▶ [PROBLEM REQUIREMENTS]: Below are the records. Gather each line that holds "JSON".
---------- RECORDS SHOWN
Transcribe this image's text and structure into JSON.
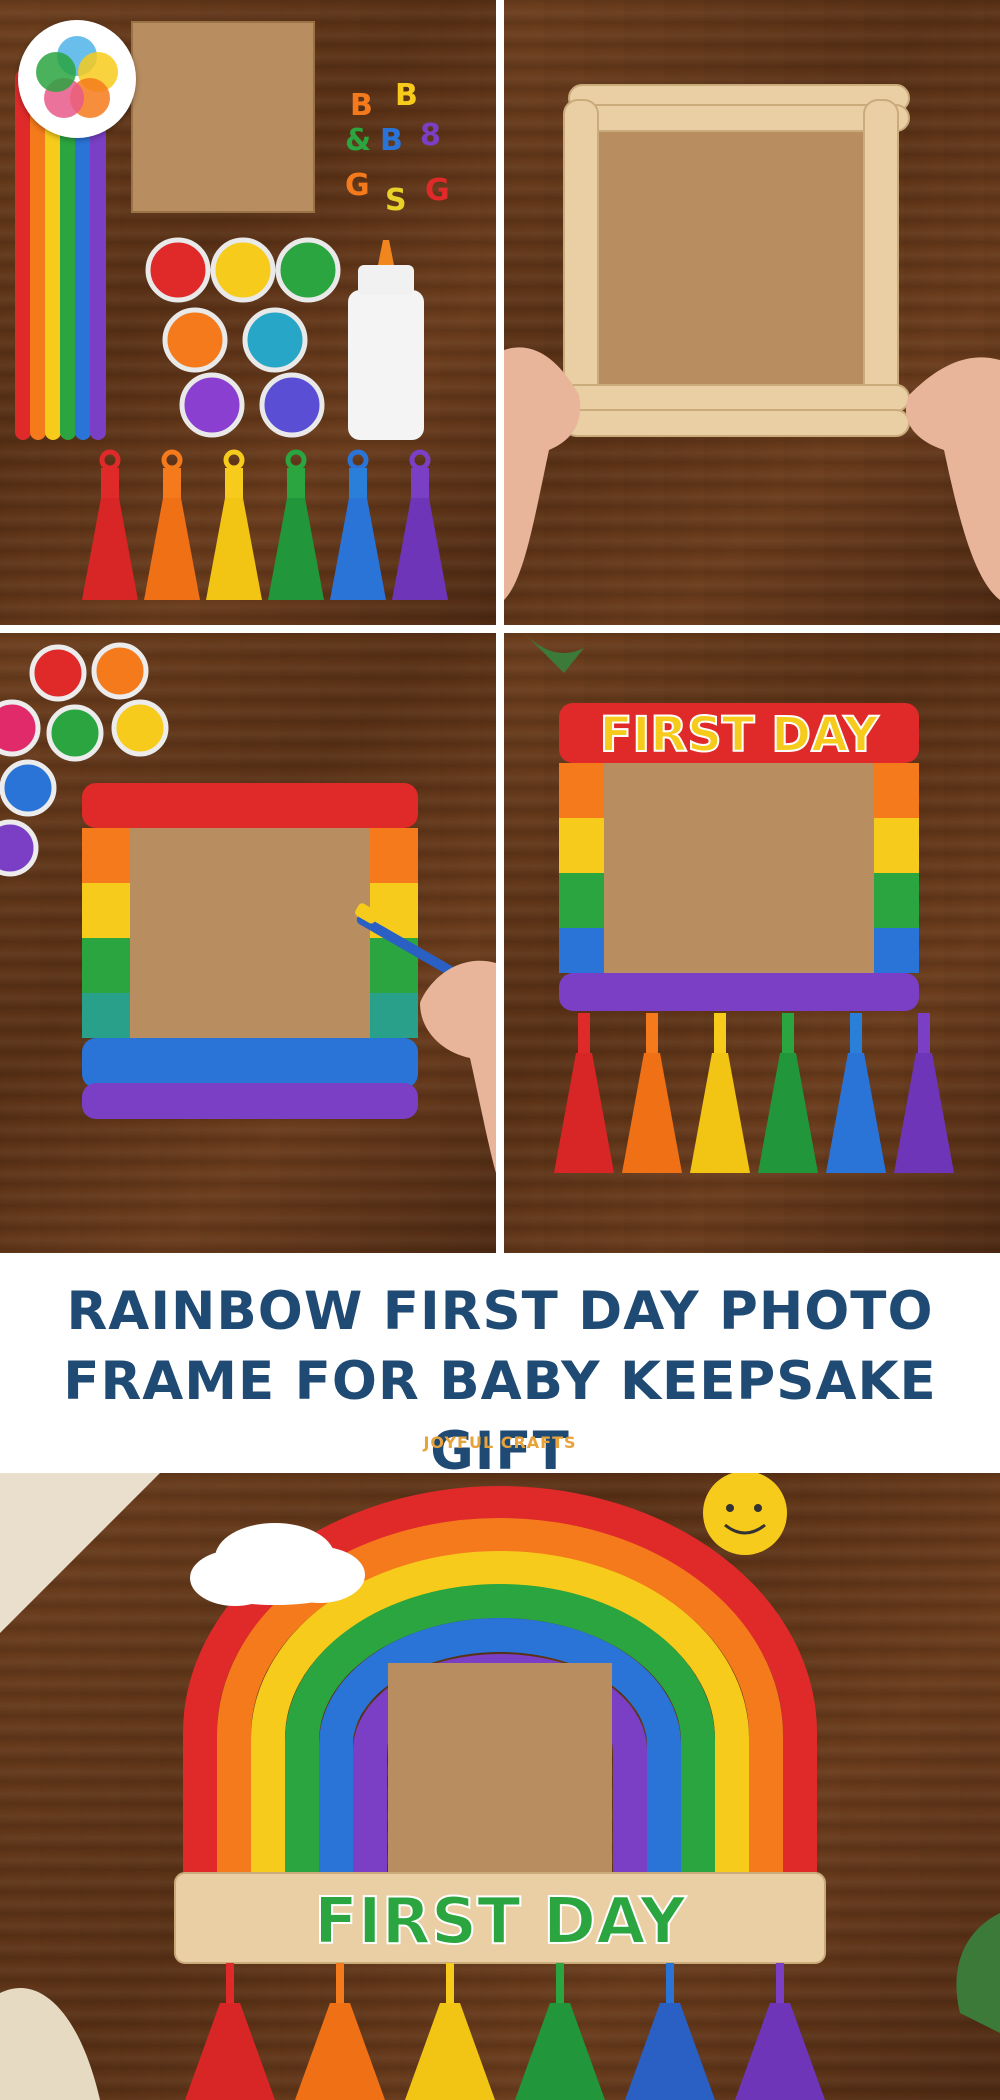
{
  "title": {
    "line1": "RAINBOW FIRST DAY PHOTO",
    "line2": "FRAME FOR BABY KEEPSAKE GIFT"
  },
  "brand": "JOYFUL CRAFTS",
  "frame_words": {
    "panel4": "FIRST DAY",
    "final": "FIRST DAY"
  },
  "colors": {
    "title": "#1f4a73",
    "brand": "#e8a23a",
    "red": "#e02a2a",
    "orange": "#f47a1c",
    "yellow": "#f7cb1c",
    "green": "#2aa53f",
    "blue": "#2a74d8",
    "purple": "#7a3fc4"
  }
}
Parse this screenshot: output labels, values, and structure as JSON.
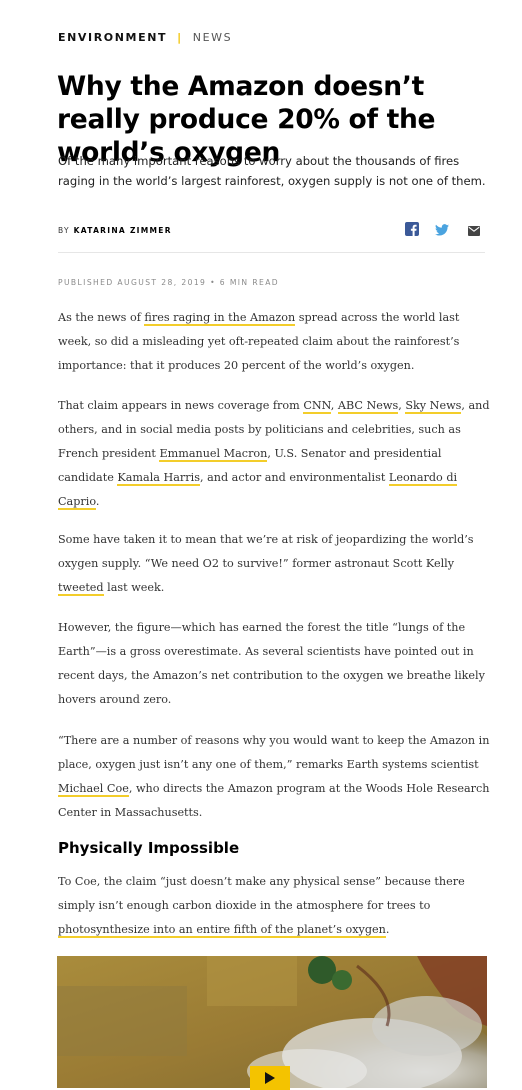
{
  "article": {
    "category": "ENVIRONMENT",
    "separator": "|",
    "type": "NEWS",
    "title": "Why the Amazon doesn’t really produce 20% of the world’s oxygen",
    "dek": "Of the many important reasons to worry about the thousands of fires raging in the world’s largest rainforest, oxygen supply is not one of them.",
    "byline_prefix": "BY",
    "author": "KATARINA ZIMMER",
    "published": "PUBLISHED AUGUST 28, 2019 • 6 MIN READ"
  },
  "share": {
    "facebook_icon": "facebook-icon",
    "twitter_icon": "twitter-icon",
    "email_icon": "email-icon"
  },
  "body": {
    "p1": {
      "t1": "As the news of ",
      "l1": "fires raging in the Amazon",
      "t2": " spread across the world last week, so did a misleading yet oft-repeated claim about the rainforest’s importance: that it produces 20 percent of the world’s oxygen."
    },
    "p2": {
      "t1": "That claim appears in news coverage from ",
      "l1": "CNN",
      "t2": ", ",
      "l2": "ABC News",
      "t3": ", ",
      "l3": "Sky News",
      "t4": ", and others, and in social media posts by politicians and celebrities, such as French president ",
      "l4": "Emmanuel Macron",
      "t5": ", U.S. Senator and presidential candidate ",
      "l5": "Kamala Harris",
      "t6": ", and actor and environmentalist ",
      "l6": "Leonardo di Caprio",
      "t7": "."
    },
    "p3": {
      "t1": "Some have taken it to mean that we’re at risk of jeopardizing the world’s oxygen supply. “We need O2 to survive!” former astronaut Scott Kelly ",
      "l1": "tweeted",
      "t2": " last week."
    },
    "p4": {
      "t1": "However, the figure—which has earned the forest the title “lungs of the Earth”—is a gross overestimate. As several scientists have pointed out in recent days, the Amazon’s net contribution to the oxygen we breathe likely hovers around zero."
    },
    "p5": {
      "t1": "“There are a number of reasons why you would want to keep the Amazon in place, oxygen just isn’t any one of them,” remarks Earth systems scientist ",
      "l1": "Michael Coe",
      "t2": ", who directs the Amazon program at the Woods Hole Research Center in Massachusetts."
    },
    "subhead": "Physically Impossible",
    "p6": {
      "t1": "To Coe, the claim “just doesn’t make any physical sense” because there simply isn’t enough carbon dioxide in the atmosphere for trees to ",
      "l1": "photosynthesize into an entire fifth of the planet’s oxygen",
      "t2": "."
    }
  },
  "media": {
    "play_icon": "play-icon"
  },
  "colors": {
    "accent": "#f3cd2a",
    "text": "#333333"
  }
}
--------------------
▶ [SOLUTION]:
Transcribe this image's text and structure into JSON.
Parse this screenshot: output labels, values, and structure as JSON.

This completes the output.